● The problem: The answer must be every line from the entries below that includes "Cleveland".

● Records for the exercise:
────

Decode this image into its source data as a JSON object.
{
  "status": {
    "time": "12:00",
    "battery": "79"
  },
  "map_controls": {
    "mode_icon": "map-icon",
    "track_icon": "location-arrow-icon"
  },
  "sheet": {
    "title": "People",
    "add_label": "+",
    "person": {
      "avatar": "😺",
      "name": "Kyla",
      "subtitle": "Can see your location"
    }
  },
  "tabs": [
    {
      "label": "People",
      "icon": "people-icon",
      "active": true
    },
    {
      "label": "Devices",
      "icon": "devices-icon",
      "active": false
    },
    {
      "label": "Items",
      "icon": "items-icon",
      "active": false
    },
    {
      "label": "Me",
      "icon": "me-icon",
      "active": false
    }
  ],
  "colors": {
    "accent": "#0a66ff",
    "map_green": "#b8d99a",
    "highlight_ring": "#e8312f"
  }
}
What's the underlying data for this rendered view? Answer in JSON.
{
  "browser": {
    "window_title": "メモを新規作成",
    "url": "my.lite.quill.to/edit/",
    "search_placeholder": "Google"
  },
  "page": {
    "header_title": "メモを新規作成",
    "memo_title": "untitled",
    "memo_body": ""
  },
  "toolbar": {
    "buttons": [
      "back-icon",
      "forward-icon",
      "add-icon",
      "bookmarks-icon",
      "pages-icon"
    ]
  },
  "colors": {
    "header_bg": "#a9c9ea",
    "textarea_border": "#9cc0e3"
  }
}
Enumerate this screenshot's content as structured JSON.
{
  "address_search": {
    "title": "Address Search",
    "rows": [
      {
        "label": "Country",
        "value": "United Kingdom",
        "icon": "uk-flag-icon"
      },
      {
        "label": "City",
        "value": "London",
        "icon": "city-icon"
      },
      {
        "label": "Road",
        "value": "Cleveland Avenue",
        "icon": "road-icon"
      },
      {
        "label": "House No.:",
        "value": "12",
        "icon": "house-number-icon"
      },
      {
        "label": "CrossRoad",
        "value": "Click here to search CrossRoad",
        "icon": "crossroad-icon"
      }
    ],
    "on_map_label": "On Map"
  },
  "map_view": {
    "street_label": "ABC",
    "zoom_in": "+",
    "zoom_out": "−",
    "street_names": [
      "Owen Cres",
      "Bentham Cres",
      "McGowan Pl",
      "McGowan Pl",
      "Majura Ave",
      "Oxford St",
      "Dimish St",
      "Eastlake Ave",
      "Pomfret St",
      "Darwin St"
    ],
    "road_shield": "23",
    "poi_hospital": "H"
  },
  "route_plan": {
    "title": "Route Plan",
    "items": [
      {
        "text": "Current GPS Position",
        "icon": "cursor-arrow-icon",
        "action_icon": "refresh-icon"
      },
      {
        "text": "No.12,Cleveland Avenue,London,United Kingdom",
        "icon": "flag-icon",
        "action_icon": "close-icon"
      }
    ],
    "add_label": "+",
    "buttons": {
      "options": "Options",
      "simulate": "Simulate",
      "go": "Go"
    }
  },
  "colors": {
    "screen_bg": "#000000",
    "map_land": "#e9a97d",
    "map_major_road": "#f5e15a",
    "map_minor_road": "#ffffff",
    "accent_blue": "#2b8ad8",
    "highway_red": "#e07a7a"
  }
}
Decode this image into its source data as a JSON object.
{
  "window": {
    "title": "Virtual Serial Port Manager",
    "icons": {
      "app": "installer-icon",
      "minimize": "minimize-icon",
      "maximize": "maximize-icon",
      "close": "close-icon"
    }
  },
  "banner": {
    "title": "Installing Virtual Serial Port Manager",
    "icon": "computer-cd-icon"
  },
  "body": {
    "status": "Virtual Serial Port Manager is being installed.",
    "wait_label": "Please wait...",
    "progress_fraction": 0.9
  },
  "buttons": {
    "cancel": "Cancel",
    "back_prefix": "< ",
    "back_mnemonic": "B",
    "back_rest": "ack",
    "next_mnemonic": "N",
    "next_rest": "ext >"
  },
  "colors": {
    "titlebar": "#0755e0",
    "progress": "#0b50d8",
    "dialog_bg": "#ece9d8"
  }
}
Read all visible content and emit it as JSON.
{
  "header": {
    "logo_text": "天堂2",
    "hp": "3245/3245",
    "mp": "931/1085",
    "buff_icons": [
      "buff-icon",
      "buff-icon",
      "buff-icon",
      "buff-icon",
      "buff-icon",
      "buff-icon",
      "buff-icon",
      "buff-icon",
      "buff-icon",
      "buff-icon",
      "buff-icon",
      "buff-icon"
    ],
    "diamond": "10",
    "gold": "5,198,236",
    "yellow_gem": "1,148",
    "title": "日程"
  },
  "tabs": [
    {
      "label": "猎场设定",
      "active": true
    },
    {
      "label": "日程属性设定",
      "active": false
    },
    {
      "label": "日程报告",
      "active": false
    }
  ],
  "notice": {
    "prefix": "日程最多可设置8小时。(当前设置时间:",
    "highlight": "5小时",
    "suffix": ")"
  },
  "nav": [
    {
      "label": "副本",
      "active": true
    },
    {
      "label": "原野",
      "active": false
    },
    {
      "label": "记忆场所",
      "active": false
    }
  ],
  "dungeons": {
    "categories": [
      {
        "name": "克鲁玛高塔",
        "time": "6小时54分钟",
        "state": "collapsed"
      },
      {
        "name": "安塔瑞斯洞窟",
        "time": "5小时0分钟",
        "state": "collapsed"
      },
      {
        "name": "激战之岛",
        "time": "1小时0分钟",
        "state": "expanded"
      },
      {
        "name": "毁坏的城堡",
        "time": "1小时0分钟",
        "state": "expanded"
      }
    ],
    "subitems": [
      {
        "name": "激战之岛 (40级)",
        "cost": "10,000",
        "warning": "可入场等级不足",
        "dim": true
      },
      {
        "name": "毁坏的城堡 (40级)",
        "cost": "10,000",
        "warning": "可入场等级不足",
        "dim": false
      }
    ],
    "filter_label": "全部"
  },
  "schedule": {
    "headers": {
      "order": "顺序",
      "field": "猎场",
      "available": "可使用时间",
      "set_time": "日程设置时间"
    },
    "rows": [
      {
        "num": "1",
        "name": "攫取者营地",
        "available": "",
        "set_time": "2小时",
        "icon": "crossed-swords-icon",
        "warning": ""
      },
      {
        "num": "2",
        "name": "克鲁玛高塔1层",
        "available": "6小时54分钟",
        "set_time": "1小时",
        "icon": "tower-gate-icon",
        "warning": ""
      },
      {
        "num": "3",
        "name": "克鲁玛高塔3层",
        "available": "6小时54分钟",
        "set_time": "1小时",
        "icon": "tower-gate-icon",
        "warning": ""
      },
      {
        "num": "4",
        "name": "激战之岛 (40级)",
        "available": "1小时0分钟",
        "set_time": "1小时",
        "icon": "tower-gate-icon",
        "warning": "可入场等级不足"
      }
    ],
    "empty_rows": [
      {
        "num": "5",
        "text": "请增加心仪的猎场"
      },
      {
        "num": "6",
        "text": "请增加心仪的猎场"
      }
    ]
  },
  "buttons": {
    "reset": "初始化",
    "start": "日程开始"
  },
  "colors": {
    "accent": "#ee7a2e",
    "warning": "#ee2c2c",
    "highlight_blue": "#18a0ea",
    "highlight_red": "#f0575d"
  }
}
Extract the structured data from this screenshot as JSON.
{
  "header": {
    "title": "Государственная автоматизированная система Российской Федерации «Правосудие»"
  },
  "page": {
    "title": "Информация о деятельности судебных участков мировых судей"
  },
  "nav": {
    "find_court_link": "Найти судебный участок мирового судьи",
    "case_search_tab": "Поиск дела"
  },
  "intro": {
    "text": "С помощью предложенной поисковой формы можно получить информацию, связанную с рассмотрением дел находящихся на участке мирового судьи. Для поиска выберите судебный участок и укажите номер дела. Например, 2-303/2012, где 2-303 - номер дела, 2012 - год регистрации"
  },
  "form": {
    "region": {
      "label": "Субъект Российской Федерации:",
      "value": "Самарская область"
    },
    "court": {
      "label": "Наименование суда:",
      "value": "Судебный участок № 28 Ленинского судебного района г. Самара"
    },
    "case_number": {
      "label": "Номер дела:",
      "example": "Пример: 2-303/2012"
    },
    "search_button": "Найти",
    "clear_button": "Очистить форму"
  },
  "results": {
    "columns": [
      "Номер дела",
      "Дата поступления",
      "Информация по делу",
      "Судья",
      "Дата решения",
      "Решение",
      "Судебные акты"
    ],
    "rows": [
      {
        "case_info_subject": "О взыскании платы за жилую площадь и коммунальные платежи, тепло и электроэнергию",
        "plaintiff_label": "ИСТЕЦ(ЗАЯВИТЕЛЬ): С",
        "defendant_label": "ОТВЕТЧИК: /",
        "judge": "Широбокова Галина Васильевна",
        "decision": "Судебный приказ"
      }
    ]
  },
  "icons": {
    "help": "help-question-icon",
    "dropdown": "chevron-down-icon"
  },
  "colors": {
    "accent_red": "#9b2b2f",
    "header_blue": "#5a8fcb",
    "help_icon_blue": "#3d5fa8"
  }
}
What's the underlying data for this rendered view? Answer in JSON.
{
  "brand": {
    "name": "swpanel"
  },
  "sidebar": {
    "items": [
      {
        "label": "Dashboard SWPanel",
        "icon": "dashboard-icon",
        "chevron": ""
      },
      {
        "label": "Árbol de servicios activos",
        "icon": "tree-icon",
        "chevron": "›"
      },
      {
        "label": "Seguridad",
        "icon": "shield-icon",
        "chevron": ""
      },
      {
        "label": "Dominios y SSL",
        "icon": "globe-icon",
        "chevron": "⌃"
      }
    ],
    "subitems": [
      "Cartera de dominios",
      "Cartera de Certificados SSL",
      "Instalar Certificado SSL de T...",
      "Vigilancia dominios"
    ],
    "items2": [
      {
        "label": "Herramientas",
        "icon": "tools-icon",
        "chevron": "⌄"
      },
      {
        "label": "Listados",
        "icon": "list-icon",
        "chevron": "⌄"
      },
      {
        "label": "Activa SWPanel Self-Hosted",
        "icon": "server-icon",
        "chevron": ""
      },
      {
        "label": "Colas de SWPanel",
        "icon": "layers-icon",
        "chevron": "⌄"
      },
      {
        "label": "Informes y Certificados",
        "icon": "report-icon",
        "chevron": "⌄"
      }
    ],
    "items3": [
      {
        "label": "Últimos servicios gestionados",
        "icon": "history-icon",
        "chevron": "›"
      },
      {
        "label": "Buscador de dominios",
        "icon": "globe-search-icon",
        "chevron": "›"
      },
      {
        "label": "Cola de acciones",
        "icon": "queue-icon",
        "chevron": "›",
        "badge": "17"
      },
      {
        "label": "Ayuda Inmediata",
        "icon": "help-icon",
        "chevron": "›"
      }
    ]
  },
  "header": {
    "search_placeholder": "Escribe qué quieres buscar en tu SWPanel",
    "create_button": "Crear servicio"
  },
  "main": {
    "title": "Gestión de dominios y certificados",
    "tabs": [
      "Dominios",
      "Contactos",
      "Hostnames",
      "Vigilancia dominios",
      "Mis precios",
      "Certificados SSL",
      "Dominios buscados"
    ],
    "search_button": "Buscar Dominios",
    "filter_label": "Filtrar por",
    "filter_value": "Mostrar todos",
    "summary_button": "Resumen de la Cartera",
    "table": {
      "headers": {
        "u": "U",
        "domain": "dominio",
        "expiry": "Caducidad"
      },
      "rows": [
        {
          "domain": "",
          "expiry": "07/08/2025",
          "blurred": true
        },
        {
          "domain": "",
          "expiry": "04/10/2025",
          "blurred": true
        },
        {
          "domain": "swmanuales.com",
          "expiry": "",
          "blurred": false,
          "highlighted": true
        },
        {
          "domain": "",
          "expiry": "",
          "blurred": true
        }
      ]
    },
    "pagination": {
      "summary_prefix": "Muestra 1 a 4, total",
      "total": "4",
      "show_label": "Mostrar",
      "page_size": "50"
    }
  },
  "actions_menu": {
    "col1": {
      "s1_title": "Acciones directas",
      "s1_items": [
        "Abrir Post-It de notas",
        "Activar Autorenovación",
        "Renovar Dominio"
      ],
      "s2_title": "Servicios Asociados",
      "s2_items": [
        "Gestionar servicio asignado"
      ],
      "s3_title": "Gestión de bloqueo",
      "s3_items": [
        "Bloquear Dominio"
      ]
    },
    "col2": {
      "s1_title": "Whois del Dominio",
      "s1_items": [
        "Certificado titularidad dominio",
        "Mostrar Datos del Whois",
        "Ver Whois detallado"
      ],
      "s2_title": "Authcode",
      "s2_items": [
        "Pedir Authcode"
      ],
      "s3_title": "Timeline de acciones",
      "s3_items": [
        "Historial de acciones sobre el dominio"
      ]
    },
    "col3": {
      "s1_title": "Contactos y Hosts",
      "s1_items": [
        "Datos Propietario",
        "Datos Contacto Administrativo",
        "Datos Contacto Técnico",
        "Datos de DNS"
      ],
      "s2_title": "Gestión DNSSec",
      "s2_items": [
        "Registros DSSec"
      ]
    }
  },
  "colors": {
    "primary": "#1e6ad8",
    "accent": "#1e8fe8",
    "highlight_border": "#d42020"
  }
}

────

● Result of the task:
        "value": "Cleveland Avenue",
        "text": "No.12,Cleveland Avenue,London,United Kingdom",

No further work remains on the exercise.